Berlin defends Merkel speech at Mohammed cartoonist event
Chancellor Angela Merkel's spokesman on Wednesday defended her decision to speak at an event where a Danish cartoonist who sparked Muslim anger with drawings of the Prophet Mohammed will win an award.
"The chancellor is sending out to all people in Germany, Muslims or not, the message that press freedom, which will be the focus of her speech, is a precious commodity," spokesman Steffen Seibert told a regular briefing.
Merkel "sees press freedom as a central pillar of our freedom in this country.
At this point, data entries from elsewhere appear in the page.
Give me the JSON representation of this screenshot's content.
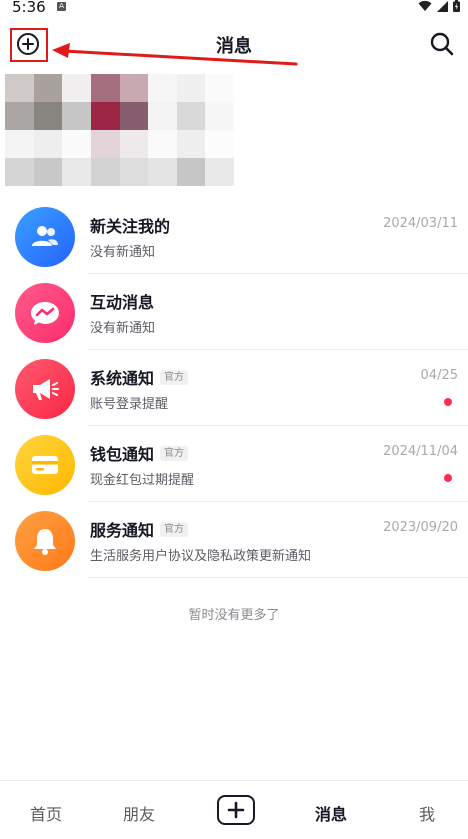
{
  "status_bar": {
    "time": "5:36",
    "notification_badge": "A"
  },
  "header": {
    "title": "消息"
  },
  "messages": [
    {
      "title": "新关注我的",
      "subtitle": "没有新通知",
      "date": "2024/03/11",
      "tag": "",
      "icon": "followers-icon",
      "color_from": "#3aa1ff",
      "color_to": "#2563ff"
    },
    {
      "title": "互动消息",
      "subtitle": "没有新通知",
      "date": "",
      "tag": "",
      "icon": "interaction-icon",
      "color_from": "#ff5a8a",
      "color_to": "#fe2c6e"
    },
    {
      "title": "系统通知",
      "subtitle": "账号登录提醒",
      "date": "04/25",
      "tag": "官方",
      "icon": "megaphone-icon",
      "color_from": "#ff5a6e",
      "color_to": "#fb2747"
    },
    {
      "title": "钱包通知",
      "subtitle": "现金红包过期提醒",
      "date": "2024/11/04",
      "tag": "官方",
      "icon": "wallet-icon",
      "color_from": "#ffd53d",
      "color_to": "#ffb800"
    },
    {
      "title": "服务通知",
      "subtitle": "生活服务用户协议及隐私政策更新通知",
      "date": "2023/09/20",
      "tag": "官方",
      "icon": "bell-icon",
      "color_from": "#ffa040",
      "color_to": "#ff7a1a"
    }
  ],
  "footer_text": "暂时没有更多了",
  "bottom_nav": {
    "home": "首页",
    "friends": "朋友",
    "messages": "消息",
    "me": "我"
  },
  "colors": {
    "accent": "#fe2c55",
    "annotation": "#e01a1a"
  }
}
This is her message."
The German chancellor, 56, was due to make the speech at a ceremony later on Wednesday in Potsdam, near Berlin, awarding Kurt Westergaard, 75, the M100 Media Prize 2010.
Westergaard drew the most controversial of 12 caricatures of the Prophet Mohammed, first published in a Danish newspaper in 2005, with his turban depicted as a bomb with a lit fuse, deeply offending many Muslims.
The drawings sparked protests in January and February 2006 that culminated with the torching of Danish diplomatic offices in Damascus and Beirut and the death of dozens of people in Nigeria.
In 2008, around 20 Danish newspapers reproduced the drawings triggering further protests in Muslim countries including Sudan, Egypt, Pakistan and Indonesia.
In January a Somali man allegedly broke into Westergaard's home and threatened to kill him with an axe and a knife. In 2009 two men were arrested in Chicago allegedly with plans to attack his newspaper, the Jyllands-Posten.
The award is being given to Westergaard at the end of the sixth annual M100 Sanssouci Colloquium international media conference.
© 2010 AFP